Upon entering the Cryptoporticus the procession begins. The white of the painted brick walls establishes a visual corridor remnant of a single-point perspective.  The rows of sleek white pews, topped with thyme, glow and enliven the space to create a conversation between two and three dimensions. Looking further, the viewer’s eyes track a video of moving light as sound initiates the immersive experience. Each element of LUMEN functions individually and as part of the larger whole. Like the congregation of persons who come together to bear witness at an event, the parts sing as a group.

The minimalist design of the pew recalls the monumental shift in art, philosophy, and consciousness exemplified by modernist artists such as Donald Judd. The original design placed emphasis on several factors that include posture, close attention, and orientation towards an object-relic. Taking a utilitarian approach to form and finish, the redesigned pew’s standard elements are at once familiar and not. The traditional time worn wood of the bench that is etched in our collective memory is now given over to a pure white lacquer finish that transcends the patina of time and brings the sculpture into a contemporary context. Form and function establish the objecthood of this elegant icon, while the remembrance sparked by familiarity initiates connection to inner spirituality. While the pew remains iconic in scale and orientation, it no longer demands the observer to acknowledge any singular belief, but rather commences a new and open contemplation.

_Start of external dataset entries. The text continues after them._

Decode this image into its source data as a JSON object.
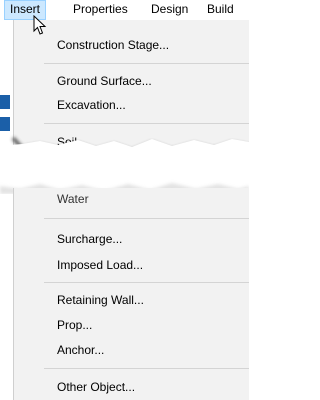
{
  "menubar": {
    "items": [
      {
        "label": "Insert",
        "active": true
      },
      {
        "label": "Properties",
        "active": false
      },
      {
        "label": "Design",
        "active": false
      },
      {
        "label": "Build",
        "active": false
      }
    ]
  },
  "menu": {
    "items": [
      {
        "label": "Construction Stage..."
      },
      {
        "label": "Ground Surface..."
      },
      {
        "label": "Excavation..."
      },
      {
        "label": "Soil..."
      },
      {
        "label": "Water"
      },
      {
        "label": "Surcharge..."
      },
      {
        "label": "Imposed Load..."
      },
      {
        "label": "Retaining Wall..."
      },
      {
        "label": "Prop..."
      },
      {
        "label": "Anchor..."
      },
      {
        "label": "Other Object..."
      }
    ]
  },
  "colors": {
    "menubar_highlight": "#cce8ff",
    "menu_background": "#f2f2f2",
    "backdrop_accent": "#1b5fa8"
  },
  "icons": {
    "cursor": "mouse-pointer-icon"
  }
}
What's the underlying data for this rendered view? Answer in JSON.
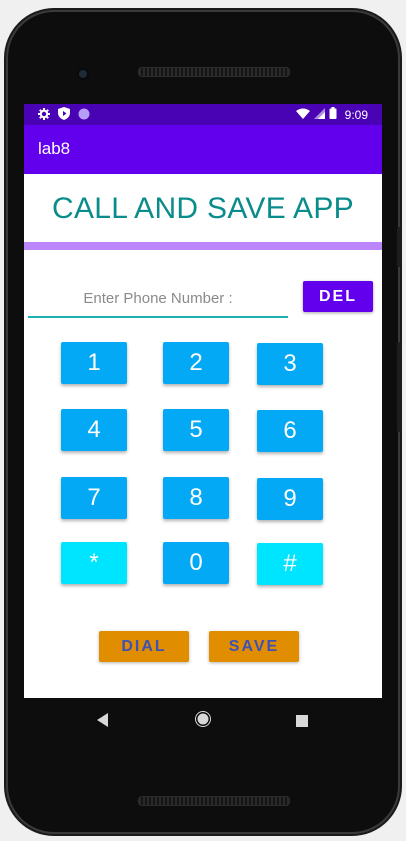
{
  "status_bar": {
    "time": "9:09",
    "icons": [
      "gear-icon",
      "shield-icon",
      "circle-icon",
      "wifi-icon",
      "signal-icon",
      "battery-icon"
    ]
  },
  "app_bar": {
    "title": "lab8"
  },
  "main": {
    "headline": "CALL AND SAVE APP",
    "phone_input": {
      "placeholder": "Enter Phone Number :",
      "value": ""
    },
    "del_label": "DEL",
    "keypad": [
      "1",
      "2",
      "3",
      "4",
      "5",
      "6",
      "7",
      "8",
      "9",
      "*",
      "0",
      "#"
    ],
    "dial_label": "DIAL",
    "save_label": "SAVE"
  },
  "nav_bar": {
    "icons": [
      "back-icon",
      "home-icon",
      "recents-icon"
    ]
  },
  "colors": {
    "status_bar": "#4a03b4",
    "app_bar": "#6200ee",
    "headline": "#0b8c8c",
    "divider": "#bb86fc",
    "key": "#03a9f4",
    "key_alt": "#00e5ff",
    "action_button": "#e08e00",
    "action_text": "#3f51b5"
  }
}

To deepen the experience, the prayer stand of the pew has been replaced with a thyme garden that initiates the first act of the immersive environment: smell. As memory is most deeply recalled through the olfactory sense, the scent of this herb is one that transcends time. As Marina Heilmeyer, author of Ancient Herbs, recounts, “What truly mattered in antiquity, however, was the scent of thyme rising from altars to please the gods. The intensity of this aroma, heightened by burning, may also account for its name, because the Greek word thymon refers not only to this plant but also to heart, flame, vital energy, passion, and smoke.”[2]

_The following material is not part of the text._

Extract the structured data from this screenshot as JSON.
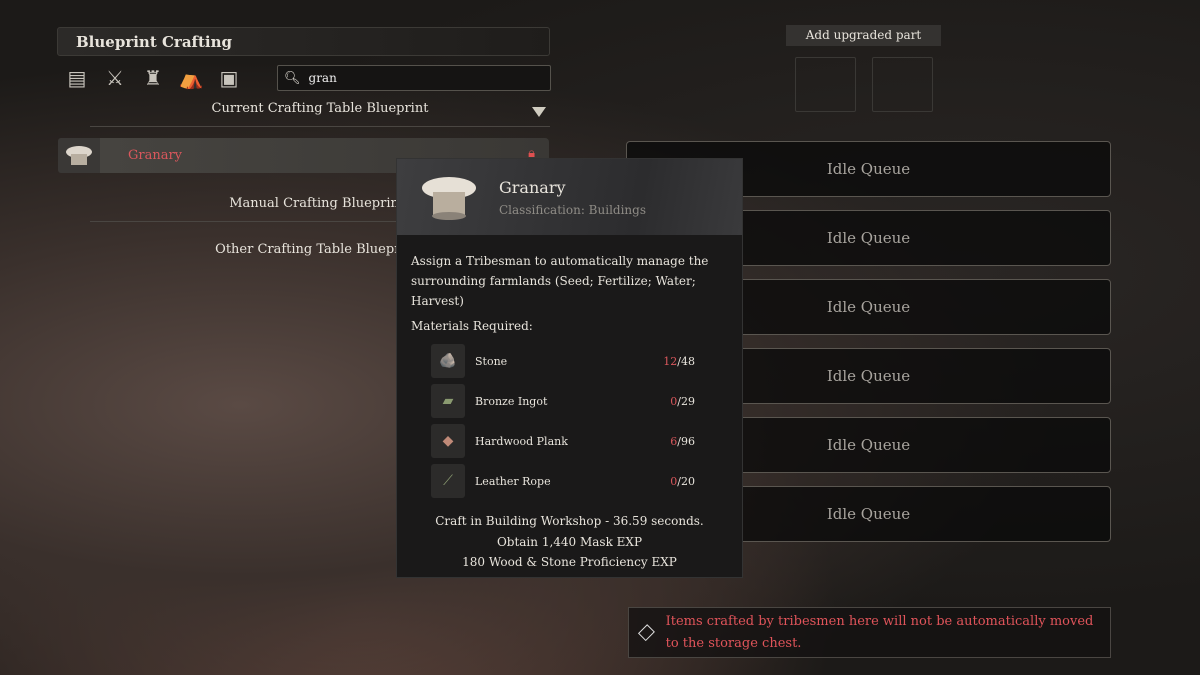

The video is a six-minute meditative loop of gradually shiftng light. The camera remains absolutely motionless as a slight, illuminated line maps where two walls meet. It comes together; it separates; it vanishes only to reappear anew. The ceiling of the room can be seen as an almost-black joint forming a room that appears to be at once approaching and receding. The slightest shift of magnitude in the band of light throws the room jumping between shades of gray. As this band moves back and forth, the grays of the walls seem to react in their own volition, flowing between deep, cool and light hues. The pacing is hypnotic on a level akin to watching the sun rise or set; one cannot look away. Like that ritual of the constancy of the Earth’s rotation, we are reminded of the permanence of light. In the last seconds, as the source of illumination closes with comparative rapidity, something unexpected happens in the wake of the receding light: the room begins to brighten. The deep shadows that were cast in the wake of the blast of light soften and give way to a glow as the last hint of brightness flits in a line.

The accompanying composition brings to the installation a haunting suite of strings and ambient shifts that aims to invite the viewer to become a participatory member engaged through mind and spirit. Listening to the light slide back and forth is at once both calming and exhilarating—sitting through multiple loop-cycles, one cannot help but create narratives guided by mystery and change. The unknown is presented, explored, and left for perpetual contemplation by the viewer.

LUMEN presents an invitation: to share in a space that transcends history and physicality. The vast experiential differences between this installation and the rites it draws upon are left to the participant. The interaction between the viewer and the installation begs contemplation without the imposition of a specified authority. Through an interdisciplinary approach to installation, LUMEN revaluates contemporary spirituality in the production of culture.

—Peter Cochrane


[2] Marina Heilmeyer from Ancient Herbs. The J. Paul Getty Museum, 2007.